(Web page and app entries)
Start of Block

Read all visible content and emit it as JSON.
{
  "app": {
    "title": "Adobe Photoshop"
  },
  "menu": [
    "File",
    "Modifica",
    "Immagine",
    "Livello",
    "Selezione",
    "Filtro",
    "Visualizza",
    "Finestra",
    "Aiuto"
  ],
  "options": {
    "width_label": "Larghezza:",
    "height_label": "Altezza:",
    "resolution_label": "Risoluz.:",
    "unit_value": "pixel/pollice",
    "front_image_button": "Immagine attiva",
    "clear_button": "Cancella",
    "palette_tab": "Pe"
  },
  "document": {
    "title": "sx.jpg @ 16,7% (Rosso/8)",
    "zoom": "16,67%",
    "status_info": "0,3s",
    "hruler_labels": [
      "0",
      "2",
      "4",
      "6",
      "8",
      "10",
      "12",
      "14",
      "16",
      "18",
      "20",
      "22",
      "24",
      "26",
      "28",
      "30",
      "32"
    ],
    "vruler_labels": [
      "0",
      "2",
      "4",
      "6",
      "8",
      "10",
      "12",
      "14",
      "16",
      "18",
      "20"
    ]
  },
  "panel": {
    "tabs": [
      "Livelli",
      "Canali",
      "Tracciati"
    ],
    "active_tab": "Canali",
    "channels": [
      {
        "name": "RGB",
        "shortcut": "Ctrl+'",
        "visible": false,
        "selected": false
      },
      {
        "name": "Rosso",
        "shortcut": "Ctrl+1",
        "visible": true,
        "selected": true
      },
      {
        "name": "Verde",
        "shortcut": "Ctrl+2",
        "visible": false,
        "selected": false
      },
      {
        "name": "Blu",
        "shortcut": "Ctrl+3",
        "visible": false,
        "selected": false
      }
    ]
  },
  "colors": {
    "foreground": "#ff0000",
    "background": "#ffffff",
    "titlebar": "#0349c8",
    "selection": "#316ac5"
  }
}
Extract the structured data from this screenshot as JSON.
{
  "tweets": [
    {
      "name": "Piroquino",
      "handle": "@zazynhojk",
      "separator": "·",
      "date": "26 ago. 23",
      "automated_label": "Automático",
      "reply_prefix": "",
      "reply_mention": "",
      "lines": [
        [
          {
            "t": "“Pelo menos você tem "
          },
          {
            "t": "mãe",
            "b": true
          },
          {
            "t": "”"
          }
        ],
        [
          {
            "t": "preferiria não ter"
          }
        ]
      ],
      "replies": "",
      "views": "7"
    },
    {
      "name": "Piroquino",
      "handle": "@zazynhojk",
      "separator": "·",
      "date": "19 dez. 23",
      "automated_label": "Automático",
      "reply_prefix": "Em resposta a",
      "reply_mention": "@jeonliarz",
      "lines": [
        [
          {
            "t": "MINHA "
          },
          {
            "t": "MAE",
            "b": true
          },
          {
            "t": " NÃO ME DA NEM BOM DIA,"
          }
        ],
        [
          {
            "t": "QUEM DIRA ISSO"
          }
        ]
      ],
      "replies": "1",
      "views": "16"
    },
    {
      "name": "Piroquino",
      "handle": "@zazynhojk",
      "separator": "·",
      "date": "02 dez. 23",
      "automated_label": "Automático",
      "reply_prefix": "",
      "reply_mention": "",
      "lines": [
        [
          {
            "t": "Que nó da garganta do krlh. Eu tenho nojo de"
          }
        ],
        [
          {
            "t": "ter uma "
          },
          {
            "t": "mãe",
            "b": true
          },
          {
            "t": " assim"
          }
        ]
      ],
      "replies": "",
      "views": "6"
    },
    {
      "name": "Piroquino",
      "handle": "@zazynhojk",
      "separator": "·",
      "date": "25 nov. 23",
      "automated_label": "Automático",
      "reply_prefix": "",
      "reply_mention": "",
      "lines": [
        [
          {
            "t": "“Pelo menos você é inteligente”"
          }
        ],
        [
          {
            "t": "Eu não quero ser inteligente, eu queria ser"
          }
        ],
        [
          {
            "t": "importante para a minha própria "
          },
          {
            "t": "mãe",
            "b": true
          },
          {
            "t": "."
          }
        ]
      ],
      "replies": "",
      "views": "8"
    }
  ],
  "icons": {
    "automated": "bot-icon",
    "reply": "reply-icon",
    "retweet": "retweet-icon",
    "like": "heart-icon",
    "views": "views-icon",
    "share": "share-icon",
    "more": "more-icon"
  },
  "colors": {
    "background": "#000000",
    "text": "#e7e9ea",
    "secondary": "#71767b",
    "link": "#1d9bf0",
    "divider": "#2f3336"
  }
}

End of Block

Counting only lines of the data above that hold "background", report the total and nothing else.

Written answer: 2